These notable companies are scheduled to release quarterly financial statements:
  • Accenture (ACN)
  • GameStop (GME)
  • Lululemon Athletica (LULU)
  • Re/Max Holdings (RMAX)
  • Restoration Hardware (RH)
  • Winnebago (WGO)
-Produced by Drew Trachtenberg.

7 Tax Tips for Investors
See Gallery
After Market: Obama Talks Tough on Crimea, and Investors Shiver
The 1099 forms you received from brokerages and other financial institutions might not be the last ones they send. It's common for them to issue corrected versions a little later. Consider getting your tax return ready to go, then waiting until close to April 15 before submitting it. That way, you can incorporate any last-minute changes and avoid having to file an amended return.

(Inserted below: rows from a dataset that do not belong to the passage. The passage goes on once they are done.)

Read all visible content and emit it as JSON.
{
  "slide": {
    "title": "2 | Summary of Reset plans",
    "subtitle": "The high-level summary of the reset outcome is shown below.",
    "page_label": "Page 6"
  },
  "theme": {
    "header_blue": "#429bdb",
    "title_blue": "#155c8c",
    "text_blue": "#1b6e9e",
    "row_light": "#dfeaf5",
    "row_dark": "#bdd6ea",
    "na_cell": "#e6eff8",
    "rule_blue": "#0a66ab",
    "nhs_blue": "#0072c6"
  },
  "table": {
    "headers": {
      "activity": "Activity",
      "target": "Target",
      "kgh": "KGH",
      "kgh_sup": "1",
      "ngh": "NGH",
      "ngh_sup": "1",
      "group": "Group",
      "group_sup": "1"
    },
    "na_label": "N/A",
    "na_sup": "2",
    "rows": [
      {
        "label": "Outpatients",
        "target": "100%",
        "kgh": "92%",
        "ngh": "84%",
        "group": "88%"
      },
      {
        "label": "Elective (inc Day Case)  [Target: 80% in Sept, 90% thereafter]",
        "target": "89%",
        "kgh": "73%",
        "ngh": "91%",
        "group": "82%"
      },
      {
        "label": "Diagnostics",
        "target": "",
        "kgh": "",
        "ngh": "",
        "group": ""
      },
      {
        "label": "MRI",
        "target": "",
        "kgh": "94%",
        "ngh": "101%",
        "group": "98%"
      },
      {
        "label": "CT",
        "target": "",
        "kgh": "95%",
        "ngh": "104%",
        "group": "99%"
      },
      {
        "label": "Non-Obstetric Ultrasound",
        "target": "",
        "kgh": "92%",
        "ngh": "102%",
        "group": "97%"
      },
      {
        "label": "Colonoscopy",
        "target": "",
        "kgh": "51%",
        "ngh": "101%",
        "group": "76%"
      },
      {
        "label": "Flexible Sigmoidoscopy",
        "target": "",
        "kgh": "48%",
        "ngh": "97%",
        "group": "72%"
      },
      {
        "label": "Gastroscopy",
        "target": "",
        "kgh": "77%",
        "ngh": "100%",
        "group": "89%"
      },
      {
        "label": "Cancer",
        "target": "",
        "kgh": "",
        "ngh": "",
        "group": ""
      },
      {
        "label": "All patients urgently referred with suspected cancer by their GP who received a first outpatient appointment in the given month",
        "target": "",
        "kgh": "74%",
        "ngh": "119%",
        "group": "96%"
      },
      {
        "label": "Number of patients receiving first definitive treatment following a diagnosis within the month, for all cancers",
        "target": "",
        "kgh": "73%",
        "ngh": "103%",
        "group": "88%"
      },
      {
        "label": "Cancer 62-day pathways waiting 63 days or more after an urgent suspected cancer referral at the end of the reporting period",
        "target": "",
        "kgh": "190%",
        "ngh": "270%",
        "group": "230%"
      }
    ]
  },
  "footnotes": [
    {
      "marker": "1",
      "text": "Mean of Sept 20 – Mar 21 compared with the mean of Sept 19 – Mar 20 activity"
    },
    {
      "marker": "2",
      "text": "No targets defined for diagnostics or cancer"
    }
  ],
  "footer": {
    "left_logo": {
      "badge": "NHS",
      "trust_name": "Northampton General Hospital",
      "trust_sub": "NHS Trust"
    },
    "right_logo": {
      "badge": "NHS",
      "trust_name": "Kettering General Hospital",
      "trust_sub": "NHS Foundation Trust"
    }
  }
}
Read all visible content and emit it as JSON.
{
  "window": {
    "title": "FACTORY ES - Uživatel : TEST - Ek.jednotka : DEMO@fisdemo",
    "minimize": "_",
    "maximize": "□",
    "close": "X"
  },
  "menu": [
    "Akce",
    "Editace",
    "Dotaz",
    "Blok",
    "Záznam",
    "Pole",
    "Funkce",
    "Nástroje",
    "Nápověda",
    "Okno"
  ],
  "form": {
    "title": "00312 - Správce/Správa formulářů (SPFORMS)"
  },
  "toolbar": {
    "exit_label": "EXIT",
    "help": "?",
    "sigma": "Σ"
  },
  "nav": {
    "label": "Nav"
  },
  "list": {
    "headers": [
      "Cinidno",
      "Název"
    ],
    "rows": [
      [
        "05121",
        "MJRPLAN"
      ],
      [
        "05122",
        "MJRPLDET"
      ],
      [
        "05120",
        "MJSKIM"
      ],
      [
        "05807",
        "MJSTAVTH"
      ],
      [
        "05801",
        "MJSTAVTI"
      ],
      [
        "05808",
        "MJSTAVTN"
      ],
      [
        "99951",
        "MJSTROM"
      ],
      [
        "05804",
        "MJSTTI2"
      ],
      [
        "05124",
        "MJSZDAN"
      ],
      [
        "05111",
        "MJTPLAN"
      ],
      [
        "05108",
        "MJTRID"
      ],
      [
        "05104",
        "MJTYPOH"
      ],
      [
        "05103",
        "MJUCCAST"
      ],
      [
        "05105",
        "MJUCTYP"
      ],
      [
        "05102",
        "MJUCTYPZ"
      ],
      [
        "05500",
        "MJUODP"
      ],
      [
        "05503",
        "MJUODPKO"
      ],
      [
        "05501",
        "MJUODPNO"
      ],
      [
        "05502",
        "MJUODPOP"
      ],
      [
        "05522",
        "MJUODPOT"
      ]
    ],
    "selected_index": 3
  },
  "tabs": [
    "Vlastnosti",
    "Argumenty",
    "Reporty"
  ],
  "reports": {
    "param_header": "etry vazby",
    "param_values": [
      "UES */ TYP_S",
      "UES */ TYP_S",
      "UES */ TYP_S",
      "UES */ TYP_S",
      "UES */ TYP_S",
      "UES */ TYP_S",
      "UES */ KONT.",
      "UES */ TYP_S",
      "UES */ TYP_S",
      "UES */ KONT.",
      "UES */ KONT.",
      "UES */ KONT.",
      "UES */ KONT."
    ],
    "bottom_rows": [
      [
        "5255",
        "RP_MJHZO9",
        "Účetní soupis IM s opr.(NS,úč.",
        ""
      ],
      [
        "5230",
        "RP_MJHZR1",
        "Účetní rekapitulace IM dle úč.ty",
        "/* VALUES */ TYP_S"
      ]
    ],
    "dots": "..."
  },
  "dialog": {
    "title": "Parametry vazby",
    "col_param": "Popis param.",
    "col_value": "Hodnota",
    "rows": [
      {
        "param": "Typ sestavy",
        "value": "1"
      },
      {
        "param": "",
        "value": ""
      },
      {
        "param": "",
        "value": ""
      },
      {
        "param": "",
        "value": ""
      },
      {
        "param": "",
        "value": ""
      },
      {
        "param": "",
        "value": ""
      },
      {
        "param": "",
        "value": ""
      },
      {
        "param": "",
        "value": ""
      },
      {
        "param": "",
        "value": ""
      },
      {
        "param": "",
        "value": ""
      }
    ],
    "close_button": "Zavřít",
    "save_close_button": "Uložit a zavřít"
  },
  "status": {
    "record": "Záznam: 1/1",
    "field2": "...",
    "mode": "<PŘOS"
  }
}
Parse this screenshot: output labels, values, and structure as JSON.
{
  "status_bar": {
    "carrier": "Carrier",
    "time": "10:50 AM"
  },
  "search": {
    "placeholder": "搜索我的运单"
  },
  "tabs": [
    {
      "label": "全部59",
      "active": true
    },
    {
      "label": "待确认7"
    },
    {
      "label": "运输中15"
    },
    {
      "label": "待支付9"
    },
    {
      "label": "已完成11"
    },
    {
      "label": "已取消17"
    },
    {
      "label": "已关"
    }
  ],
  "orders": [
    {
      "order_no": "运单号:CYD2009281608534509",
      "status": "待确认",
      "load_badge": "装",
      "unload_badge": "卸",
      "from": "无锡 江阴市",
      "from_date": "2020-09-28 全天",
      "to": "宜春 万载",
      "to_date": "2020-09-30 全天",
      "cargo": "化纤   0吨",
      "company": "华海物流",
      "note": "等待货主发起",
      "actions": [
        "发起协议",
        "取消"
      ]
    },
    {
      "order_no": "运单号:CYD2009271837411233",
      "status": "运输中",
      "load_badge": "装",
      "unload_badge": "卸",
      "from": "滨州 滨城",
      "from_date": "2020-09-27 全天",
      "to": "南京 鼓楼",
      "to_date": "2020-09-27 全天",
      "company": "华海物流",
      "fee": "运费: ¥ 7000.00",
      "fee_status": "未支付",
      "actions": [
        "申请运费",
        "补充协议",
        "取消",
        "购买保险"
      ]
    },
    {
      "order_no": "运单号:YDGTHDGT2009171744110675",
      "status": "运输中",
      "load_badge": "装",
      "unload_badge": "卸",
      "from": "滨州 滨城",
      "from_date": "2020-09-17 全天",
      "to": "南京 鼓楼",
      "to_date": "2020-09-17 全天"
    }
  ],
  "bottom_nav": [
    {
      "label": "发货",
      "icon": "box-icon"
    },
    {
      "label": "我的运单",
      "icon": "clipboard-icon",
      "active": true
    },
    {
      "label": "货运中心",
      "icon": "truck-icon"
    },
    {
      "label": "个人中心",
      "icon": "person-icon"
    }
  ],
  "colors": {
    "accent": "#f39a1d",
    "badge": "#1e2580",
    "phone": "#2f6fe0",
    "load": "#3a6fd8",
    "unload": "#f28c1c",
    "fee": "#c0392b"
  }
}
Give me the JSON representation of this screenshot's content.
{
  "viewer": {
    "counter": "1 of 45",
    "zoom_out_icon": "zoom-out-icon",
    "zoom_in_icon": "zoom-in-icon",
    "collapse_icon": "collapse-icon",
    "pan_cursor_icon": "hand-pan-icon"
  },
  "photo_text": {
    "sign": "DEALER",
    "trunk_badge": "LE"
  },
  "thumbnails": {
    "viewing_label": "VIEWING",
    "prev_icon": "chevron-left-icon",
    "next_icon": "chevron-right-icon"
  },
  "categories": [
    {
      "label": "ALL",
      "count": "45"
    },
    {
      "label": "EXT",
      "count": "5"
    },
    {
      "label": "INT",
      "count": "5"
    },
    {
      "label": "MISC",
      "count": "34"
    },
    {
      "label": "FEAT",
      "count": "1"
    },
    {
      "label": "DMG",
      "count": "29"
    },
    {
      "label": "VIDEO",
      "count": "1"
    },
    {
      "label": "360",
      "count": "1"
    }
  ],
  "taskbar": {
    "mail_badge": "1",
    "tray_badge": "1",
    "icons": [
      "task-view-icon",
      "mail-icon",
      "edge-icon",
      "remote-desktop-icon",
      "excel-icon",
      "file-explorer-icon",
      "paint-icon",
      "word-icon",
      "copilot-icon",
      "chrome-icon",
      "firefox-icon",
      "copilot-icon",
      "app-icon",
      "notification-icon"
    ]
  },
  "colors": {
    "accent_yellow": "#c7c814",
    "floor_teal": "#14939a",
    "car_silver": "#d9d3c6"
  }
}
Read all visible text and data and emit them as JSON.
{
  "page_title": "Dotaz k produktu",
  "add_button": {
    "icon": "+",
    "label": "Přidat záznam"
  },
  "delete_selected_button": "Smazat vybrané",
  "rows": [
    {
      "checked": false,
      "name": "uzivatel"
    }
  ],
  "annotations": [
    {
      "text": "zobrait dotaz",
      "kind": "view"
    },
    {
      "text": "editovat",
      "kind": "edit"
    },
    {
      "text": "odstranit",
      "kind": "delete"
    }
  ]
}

Pay attention to when you sell any holding, because the capital gains tax rates differ for long-term and short-term holdings. Short-term capital gains are taxed at your ordinary income tax rate, which could top 30 percent. Long-term gains (those held for more than a year) get preferential rates, which are zero percent for those in low-income brackets and 15 percent for most of us.
If you own underwater stocks, consider selling them for a loss. You can use those losses to offset gains from other sales, reducing your taxes owed. You can always buy back the asset later, if you still believe in it -- just be sure to wait for 31 days to pass, to observe the "wash sale rule."
If you're planning to sell one or more holdings that will give you a really big gain, submit an amended W-4 form to increase your withholding, or send the IRS an estimated tax payment. Underpaying your taxes significantly during the year can lead to a penalty at tax time. You may be protected by a "safe harbor" provision, though, which can save you from having to jump through those hoops.
If you're planning to buy shares of a mutual fund, determine when it will distribute its dividends. Many funds do so near the end of the year, and when that happens, the fund's share price will drop by the amount of the distribution -- which is taxable to shareholders. It's better to just wait until after that payout to buy in.
Mutual funds with high turnover ratios (reflecting a lot of buying and selling in a fund) have expenses for these trades. It's worth favoring funds with low turnover ratios, especially index funds and index-tracking ETFs, which simply hold onto the mix of securities in a given index, without a lot of trading activity. (Index funds generally outperform their higher-turnover counterparts, too.)
Boost the power of your Individual Retirement Accounts by making your annual contributions early in the year, giving the funds more time to grow. Over decades, it can make a significant difference.
Read Full Story

People are Reading